Problem description »
Say how many lines in the records contain "this". The reply must consist of the number alone.

Entries supplied »
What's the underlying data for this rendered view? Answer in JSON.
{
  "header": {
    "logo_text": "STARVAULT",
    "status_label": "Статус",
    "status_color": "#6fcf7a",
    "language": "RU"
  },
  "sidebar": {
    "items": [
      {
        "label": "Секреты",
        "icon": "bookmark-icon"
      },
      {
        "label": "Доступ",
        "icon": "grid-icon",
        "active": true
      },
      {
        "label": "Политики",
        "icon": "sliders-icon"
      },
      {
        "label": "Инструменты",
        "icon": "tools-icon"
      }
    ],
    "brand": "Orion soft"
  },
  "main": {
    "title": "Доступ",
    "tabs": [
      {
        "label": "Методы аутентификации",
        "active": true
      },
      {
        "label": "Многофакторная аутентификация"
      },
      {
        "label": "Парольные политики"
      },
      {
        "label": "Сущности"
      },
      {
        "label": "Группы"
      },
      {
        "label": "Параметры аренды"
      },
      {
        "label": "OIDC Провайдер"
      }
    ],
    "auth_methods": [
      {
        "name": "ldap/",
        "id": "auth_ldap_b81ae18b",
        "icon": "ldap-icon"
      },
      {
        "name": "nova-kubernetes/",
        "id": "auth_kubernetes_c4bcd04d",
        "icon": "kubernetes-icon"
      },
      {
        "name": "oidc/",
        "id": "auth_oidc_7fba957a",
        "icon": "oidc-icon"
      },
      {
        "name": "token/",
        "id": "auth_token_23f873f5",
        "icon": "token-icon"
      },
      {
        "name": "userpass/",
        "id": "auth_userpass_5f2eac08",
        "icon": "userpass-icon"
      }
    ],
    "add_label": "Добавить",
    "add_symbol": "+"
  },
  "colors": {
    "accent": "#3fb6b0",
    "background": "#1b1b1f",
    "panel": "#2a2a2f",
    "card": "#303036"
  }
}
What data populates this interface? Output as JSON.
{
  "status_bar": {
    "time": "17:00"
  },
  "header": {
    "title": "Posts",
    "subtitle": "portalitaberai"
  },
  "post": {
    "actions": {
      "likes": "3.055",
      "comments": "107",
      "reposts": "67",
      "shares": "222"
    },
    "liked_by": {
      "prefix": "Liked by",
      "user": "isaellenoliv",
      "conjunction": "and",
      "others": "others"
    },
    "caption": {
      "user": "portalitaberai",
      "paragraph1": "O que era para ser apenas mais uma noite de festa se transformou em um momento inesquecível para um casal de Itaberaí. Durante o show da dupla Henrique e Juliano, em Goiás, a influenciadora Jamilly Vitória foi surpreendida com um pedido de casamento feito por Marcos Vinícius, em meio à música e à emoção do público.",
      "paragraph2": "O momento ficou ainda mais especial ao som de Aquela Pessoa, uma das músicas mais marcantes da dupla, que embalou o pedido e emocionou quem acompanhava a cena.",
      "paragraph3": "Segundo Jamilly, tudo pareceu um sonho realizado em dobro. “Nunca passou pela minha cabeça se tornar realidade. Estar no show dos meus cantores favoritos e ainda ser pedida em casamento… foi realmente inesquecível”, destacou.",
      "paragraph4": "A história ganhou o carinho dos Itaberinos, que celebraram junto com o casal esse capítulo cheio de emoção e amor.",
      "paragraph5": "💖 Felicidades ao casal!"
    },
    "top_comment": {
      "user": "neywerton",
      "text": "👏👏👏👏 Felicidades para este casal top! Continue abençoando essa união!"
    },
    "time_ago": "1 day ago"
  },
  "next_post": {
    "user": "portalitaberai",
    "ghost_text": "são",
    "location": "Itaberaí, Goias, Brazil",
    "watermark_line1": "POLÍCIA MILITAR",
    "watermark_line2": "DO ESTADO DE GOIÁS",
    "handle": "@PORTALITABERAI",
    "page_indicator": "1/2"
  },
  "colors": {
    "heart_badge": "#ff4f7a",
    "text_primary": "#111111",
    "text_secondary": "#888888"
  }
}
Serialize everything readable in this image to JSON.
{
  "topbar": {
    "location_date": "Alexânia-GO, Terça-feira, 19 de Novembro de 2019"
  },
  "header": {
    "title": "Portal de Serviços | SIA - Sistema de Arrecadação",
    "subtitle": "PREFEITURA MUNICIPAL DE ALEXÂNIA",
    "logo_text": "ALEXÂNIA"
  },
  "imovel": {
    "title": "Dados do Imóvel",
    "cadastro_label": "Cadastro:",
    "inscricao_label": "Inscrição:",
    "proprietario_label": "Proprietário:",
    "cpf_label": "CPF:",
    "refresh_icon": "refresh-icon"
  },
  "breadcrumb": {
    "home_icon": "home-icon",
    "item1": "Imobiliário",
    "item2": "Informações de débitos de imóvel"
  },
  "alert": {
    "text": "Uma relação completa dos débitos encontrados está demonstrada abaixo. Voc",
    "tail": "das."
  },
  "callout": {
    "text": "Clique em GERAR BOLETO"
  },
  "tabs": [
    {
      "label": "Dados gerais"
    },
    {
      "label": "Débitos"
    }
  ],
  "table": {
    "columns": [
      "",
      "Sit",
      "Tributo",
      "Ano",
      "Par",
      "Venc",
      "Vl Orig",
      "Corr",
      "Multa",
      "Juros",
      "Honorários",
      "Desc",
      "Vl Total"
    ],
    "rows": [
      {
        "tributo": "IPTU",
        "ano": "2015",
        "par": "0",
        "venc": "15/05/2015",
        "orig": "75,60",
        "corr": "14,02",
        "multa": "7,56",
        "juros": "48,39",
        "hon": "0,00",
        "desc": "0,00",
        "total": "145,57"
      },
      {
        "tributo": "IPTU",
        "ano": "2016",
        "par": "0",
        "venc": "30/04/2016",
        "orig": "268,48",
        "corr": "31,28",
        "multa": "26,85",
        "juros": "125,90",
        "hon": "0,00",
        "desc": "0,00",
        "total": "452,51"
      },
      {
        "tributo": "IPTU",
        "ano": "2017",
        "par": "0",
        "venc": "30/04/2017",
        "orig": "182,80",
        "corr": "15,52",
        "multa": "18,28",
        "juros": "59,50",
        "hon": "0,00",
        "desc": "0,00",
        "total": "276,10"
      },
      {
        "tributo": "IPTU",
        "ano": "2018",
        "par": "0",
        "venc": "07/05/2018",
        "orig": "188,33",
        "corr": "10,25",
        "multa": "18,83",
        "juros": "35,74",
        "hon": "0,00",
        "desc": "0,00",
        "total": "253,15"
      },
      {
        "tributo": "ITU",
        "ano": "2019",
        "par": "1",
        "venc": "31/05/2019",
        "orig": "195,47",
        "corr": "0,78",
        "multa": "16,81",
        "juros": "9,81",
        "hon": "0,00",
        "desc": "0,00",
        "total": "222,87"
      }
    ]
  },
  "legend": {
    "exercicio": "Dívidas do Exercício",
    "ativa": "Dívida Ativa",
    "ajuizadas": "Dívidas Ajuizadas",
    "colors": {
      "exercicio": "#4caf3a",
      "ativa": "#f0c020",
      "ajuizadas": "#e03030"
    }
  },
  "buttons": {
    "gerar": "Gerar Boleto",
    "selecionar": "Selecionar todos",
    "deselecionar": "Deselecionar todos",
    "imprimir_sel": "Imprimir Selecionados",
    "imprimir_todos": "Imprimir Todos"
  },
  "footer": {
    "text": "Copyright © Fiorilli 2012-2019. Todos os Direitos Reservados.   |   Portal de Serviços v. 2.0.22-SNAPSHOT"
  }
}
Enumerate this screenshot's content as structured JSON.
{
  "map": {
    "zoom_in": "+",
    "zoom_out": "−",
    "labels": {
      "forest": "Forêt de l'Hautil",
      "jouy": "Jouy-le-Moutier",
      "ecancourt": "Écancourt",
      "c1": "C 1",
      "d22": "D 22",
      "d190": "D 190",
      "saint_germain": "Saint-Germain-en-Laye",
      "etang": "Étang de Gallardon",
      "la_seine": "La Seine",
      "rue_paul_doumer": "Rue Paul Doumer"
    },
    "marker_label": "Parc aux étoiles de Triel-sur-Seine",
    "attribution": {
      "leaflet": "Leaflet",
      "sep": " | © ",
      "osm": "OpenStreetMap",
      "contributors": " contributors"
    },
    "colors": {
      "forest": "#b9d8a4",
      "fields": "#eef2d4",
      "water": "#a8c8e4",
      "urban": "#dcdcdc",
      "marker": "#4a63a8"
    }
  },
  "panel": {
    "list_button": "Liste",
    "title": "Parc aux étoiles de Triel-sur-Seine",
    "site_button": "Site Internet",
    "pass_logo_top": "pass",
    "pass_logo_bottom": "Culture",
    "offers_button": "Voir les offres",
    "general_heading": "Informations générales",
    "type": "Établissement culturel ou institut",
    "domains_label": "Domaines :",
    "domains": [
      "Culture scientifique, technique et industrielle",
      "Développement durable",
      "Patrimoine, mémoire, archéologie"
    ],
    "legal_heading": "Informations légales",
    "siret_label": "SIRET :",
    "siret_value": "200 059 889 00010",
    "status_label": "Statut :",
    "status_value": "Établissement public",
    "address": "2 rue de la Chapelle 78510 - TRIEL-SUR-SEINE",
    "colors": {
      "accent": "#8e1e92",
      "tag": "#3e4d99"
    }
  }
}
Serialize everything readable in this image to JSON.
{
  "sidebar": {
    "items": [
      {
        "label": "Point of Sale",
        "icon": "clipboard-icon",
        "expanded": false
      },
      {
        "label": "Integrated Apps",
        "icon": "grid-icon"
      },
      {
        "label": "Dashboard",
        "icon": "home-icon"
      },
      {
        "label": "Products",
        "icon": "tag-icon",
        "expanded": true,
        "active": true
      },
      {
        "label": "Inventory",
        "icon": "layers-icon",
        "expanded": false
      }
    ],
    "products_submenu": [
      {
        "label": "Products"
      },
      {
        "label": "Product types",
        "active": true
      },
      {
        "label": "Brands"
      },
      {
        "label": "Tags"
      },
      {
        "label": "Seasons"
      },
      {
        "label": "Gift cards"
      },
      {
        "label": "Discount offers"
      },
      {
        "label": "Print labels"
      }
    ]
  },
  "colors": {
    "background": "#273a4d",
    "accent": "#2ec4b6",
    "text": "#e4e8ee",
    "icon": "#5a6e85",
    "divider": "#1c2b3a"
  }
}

Reply to the exercise »
5